Patrick Osborne: The announcement today covered StoreAll v6.2 and v6.3. The v6.3 will be available at the end of February 2013 and includes some enhancements to the object API and Express Query performance improvements.

El Reg: Will the StoreAll REST API be extended to StoreServ so that the 3PAR systems can be used for object storage as well as block, and now file, storage?

Patrick Osborne: The convergence of block, object and file on HP’s primary storage architecture is a key requirement that we see for our customers. The StoreAll 9300 Gateway is available with all 3PAR models and will be able to provide object storage capabilities with [the] release of StoreAll v6.3.

El Reg: Will it be extended also to the XP (OEM'd Hitachi storage) and LeftHand P4000 storage systems?

Patrick Osborne: The current StoreAll technology is focused today on the StoreAll 9730, 9320, 9300 and 3PAR platforms. Future support for additional HP platforms is in the product lifecycle planning phase. ®

Similar topics

Narrower topics


Other stories you might like

  • It's 2022 and there are still malware-laden PDFs in emails exploiting bugs from 2017
    Crafty file names, encrypted malicious code, Office flaws – ah, it's like the Before Times

    HP's cybersecurity folks have uncovered an email campaign that ticks all the boxes: messages with a PDF attached that embeds a Word document that upon opening infects the victim's Windows PC with malware by exploiting a four-year-old code-execution vulnerability in Microsoft Office.

    Booby-trapping a PDF with a malicious Word document goes against the norm of the past 10 years, according to the HP Wolf Security researchers. For a decade, miscreants have preferred Office file formats, such as Word and Excel, to deliver malicious code rather than PDFs, as users are more used to getting and opening .docx and .xlsx files. About 45 percent of malware stopped by HP's threat intelligence team in the first quarter of the year leveraged Office formats.

    "The reasons are clear: users are familiar with these file types, the applications used to open them are ubiquitous, and they are suited to social engineering lures," Patrick Schläpfer, malware analyst at HP, explained in a write-up, adding that in this latest campaign, "the malware arrived in a PDF document – a format attackers less commonly use to infect PCs."

    Continue reading
  • Warren Buffett's Berkshire Hathaway buys 11.4% stake in HP
    Even notoriously tech averse stock market gambler can't resist piece of pandemic-boosted PC extravaganza

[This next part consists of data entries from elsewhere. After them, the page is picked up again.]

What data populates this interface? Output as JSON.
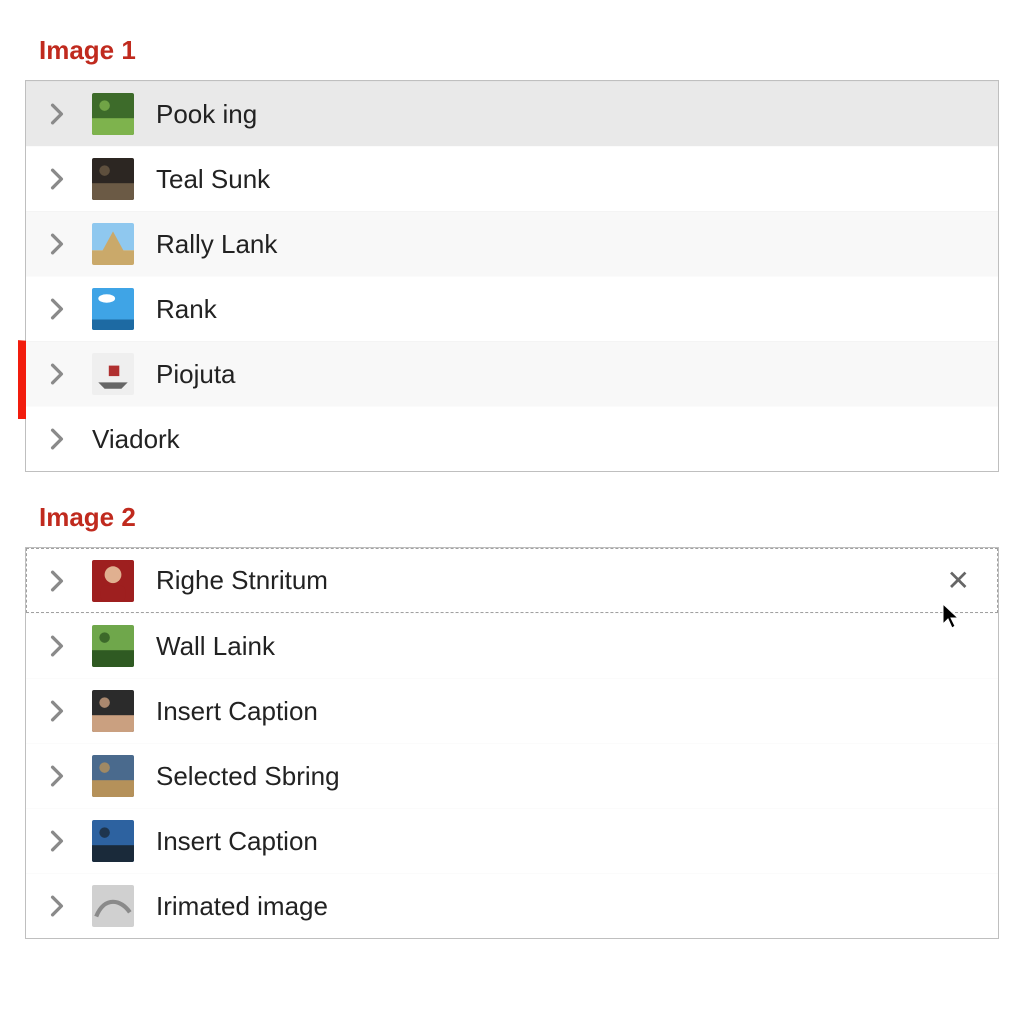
{
  "image1": {
    "heading": "Image 1",
    "rows": [
      {
        "label": "Pook ing",
        "thumb": "landscape-green",
        "selected": true,
        "alt": false,
        "chevron": true
      },
      {
        "label": "Teal Sunk",
        "thumb": "cactus-dark",
        "selected": false,
        "alt": false,
        "chevron": true
      },
      {
        "label": "Rally Lank",
        "thumb": "pyramid-sky",
        "selected": false,
        "alt": true,
        "chevron": true
      },
      {
        "label": "Rank",
        "thumb": "beach-sky",
        "selected": false,
        "alt": false,
        "chevron": true
      },
      {
        "label": "Piojuta",
        "thumb": "boat-white",
        "selected": false,
        "alt": true,
        "chevron": true,
        "arrow": true
      },
      {
        "label": "Viadork",
        "thumb": "none",
        "selected": false,
        "alt": false,
        "chevron": true
      }
    ]
  },
  "image2": {
    "heading": "Image 2",
    "rows": [
      {
        "label": "Righe Stnritum",
        "thumb": "person-red",
        "chevron": true,
        "dashed": true,
        "closeable": true,
        "cursor": true
      },
      {
        "label": "Wall Laink",
        "thumb": "tree-grass",
        "chevron": true
      },
      {
        "label": "Insert Caption",
        "thumb": "people-dark",
        "chevron": true
      },
      {
        "label": "Selected Sbring",
        "thumb": "vehicle",
        "chevron": true
      },
      {
        "label": "Insert Caption",
        "thumb": "climb-blue",
        "chevron": true
      },
      {
        "label": "Irimated image",
        "thumb": "gray-sketch",
        "chevron": true
      }
    ]
  },
  "thumb_defs": {
    "landscape-green": {
      "bg": "#3d6b2a",
      "accent": "#7eb34d"
    },
    "cactus-dark": {
      "bg": "#2c2622",
      "accent": "#6b5a45"
    },
    "pyramid-sky": {
      "bg": "#8fc8ef",
      "accent": "#caa96a"
    },
    "beach-sky": {
      "bg": "#3fa4e6",
      "accent": "#ffffff"
    },
    "boat-white": {
      "bg": "#efefef",
      "accent": "#b03030"
    },
    "person-red": {
      "bg": "#9e1f1f",
      "accent": "#e0b090"
    },
    "tree-grass": {
      "bg": "#6fa74b",
      "accent": "#2f5a22"
    },
    "people-dark": {
      "bg": "#2b2b2b",
      "accent": "#caa080"
    },
    "vehicle": {
      "bg": "#4a6a8d",
      "accent": "#b5915a"
    },
    "climb-blue": {
      "bg": "#2d62a0",
      "accent": "#1a2a3a"
    },
    "gray-sketch": {
      "bg": "#d0d0d0",
      "accent": "#8a8a8a"
    },
    "none": {
      "bg": "#ffffff",
      "accent": "#ffffff"
    }
  },
  "colors": {
    "heading": "#C02A1E",
    "arrow": "#F21C0D"
  }
}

    Warren Buffett's Berkshire Hathaway has taken up a double-digit stake in PC and print biz HP Inc's stock worth about $4.2 billion, a move that sent the company's share price up by 10 percent.

    The purchase, confirmed in a SEC filing by the investment vehicle on 6 April, saw roughly 121 million HP shares shift over to the new owner in what can be seen as a vote of confidence in the residual value of HP. This equates to a circa 11.4 percent ownership of the company.

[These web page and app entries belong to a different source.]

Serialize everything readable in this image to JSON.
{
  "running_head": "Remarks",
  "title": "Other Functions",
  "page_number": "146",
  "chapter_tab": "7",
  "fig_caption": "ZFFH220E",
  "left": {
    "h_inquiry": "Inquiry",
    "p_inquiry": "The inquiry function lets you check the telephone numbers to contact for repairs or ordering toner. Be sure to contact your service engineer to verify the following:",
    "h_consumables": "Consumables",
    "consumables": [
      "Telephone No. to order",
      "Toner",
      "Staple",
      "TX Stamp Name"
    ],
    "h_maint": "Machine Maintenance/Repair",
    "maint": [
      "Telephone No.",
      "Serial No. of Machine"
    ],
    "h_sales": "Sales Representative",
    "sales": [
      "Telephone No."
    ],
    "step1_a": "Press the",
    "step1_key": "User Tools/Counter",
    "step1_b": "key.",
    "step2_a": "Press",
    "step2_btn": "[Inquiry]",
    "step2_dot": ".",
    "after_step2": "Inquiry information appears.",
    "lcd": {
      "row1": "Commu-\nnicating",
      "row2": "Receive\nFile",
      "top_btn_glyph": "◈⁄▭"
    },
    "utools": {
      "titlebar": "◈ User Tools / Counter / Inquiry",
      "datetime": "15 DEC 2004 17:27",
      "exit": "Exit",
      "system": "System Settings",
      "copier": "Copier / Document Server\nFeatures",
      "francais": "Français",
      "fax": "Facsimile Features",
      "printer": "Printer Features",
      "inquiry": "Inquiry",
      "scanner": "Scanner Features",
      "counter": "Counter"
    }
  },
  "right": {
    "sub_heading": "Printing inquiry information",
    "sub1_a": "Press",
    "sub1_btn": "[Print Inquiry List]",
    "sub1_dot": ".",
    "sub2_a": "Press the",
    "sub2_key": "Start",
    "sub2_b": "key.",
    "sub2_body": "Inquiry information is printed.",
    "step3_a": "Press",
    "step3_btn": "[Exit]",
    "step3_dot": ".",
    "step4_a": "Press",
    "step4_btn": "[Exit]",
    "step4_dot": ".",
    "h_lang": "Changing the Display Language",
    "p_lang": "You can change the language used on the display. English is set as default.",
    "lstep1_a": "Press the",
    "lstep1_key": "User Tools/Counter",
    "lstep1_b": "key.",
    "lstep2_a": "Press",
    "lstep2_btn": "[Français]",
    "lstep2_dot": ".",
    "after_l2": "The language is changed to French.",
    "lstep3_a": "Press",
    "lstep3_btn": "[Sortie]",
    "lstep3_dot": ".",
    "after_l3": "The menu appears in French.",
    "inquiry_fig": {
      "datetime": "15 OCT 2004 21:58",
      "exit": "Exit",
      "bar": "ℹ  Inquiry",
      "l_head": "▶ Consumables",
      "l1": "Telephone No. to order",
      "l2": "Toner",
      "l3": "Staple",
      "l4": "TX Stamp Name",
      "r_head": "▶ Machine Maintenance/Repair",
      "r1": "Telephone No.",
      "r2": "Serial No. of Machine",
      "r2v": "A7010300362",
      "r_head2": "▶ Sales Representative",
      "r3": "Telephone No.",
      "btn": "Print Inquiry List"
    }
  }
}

    "Berkshire Hathaway is one of the world's most respected investors and we welcome them as an investor in HP," the world's largest printer and second largest PC brand said.

    Continue reading
  • HP bets big on future of hybrid work with $3.3bn Poly buy
    Plantronics and Polycom have a new parent company

    HP Inc sees the future of its business as one supporting a workforce partially based at home and partially in the office, and appears to have bought office telecom giant Poly for that reason.

    Formerly known as Plantronics, Poly changed its name shortly after it acquired Polycom in 2018. HP didn't mention in its acquisition announcement whether or not it would keep the Poly brand separate, but it's still early: the deal is not expected to close until the end of the 2022 calendar year. 

    HP described the $3.3 billion purchase ($40 per share) as a bid to refocus its portfolio on growth and take advantage of what it said is a massive growth opportunity due to the likely permanence of hybrid work. 

    Continue reading

Biting the hand that feeds IT © 1998–2022